Finally, there was Volos, or Veles, the livestock god, patron of shepherds (originally the patron of hunters). Later he came to be considered a patron of the mounted horsemen of the warrior class as well. His holiday was Dec. 25-Jan 6 and also March 20-25. Jan 6 was Veles' Day. Also considered the God of riches, hence such words as vladet' to possess, vlast' power. In Christian times Volos was confused with the Devil.
4. Lesser gods and spirits mainly known from peasant superstition.

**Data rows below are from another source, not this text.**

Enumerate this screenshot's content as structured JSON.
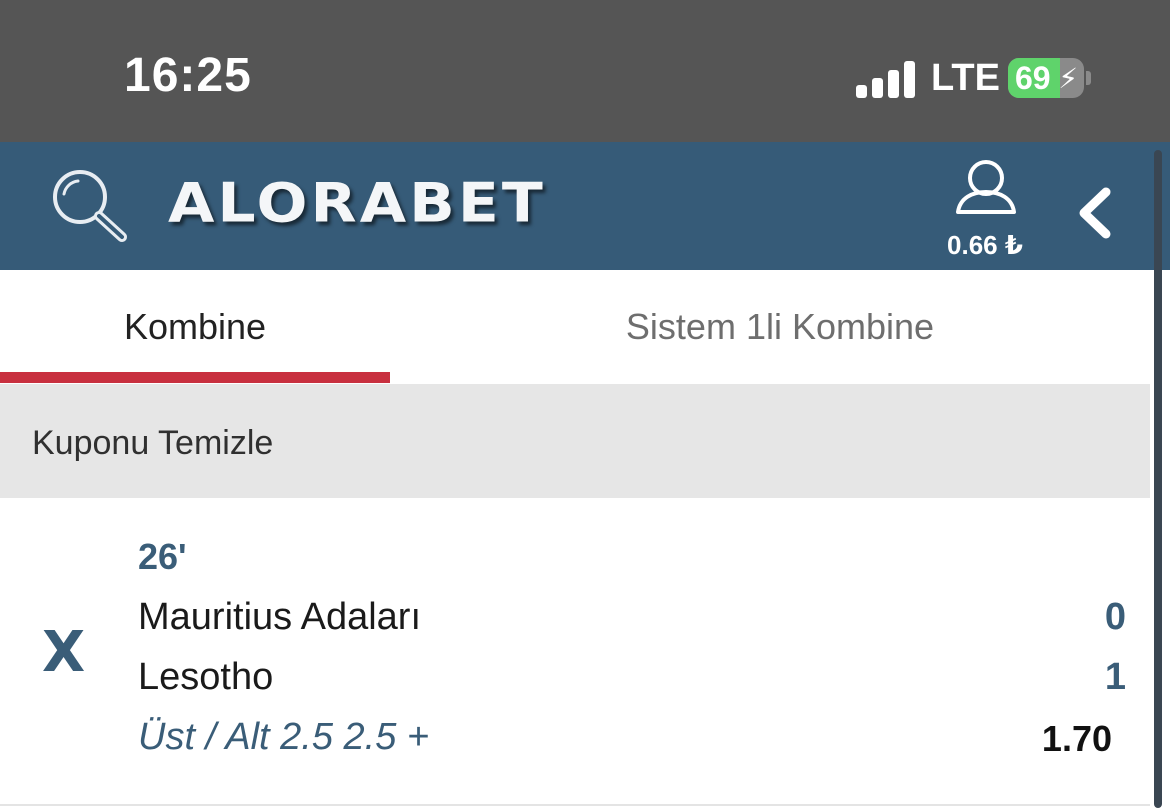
{
  "status_bar": {
    "time": "16:25",
    "network": "LTE",
    "battery_level": "69",
    "battery_fraction": 0.69
  },
  "header": {
    "logo_text": "ALORABET",
    "balance": "0.66 ₺",
    "icons": {
      "search": "search-icon",
      "user": "user-icon",
      "back": "chevron-left-icon"
    },
    "bg_color": "#365b78"
  },
  "tabs": [
    {
      "label": "Kombine",
      "active": true
    },
    {
      "label": "Sistem 1li Kombine",
      "active": false
    }
  ],
  "accent_color": "#c8303f",
  "coupon": {
    "clear_label": "Kuponu Temizle",
    "remove_symbol": "X",
    "bets": [
      {
        "minute": "26'",
        "home_team": "Mauritius Adaları",
        "away_team": "Lesotho",
        "home_score": "0",
        "away_score": "1",
        "market": "Üst / Alt 2.5 2.5 +",
        "odds": "1.70"
      }
    ]
  }
}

Many of these spirits were once thought to be good but Christianized peasants came to consider them mischevious and demonic. Bereginya ancient guardian spirits, originally beneficial, female spirits. Upyr (bes, chort) troublesome spirits, mischievous beings who brought evil. Chur the god or spirit of boundaries, originally depicted as a four-sided stone; later given a head. The marking of ancestral lands and graves was of prime importance to the Slavic tribes and bands (chort, a violator of boundaries, later the Slavic word for the Christian devil). The Slavs believed that those who moved boundary stones were doomed to wander the earth after death with no homeland--the spirits of these people were thought to be seen as will o' the wisp lights in fields; Domovoi (duh-ma-VOI) house spirit; Ovinnik (a-VEE-neek) threshing barn spirit; Polevik (pa-li-VEEK) field spirit; Leshy (LE-shee) (like the Greek Satyrs) mischievous forest spirits. These were thought to have the power of becoming as small as blades of grass in a field, but when walking in the woods they would grow to the size of trees. They were said to call people into the forest and cause them to get lost there. Sometimes they would lure travelers into their lair and tickle them to death; Rusalka (roo-SAL-ka), also called Vila (VEE-la) or Sirin (SEE-rin) were water spirits like the Greek nymphs, sirens, and naiads. Originally they were good spirits who helped bring rain and watched over the growing crops. Later they became evil. Had blond hair and lured young men into the water and drowned them. Often portrayed as the spirits of drowned maidens, sometimes with pale skin and greenish hair; Nav was a bird with the soul of the dead who came from the other world, somewhere in the east, from a place called vyrei (VI-ray), or rai (pronounced like "rye"). People warmed up the bathouse and set out food to placate these birds; Kikimora (kee-KEE-ma-ra) was the female evil spirit of nightmares; one legend has it that the Kikimora was a baby stolen from its mother's womb by the devil. Dryoma was the spirit of sound sleep, and Bayunok (ba-YOON-uk) was the spirit of good dreams (sometimes thought of as a cat); Polkan (pal-KAN) Centaur, part human and part horse; originally a guardian spirit.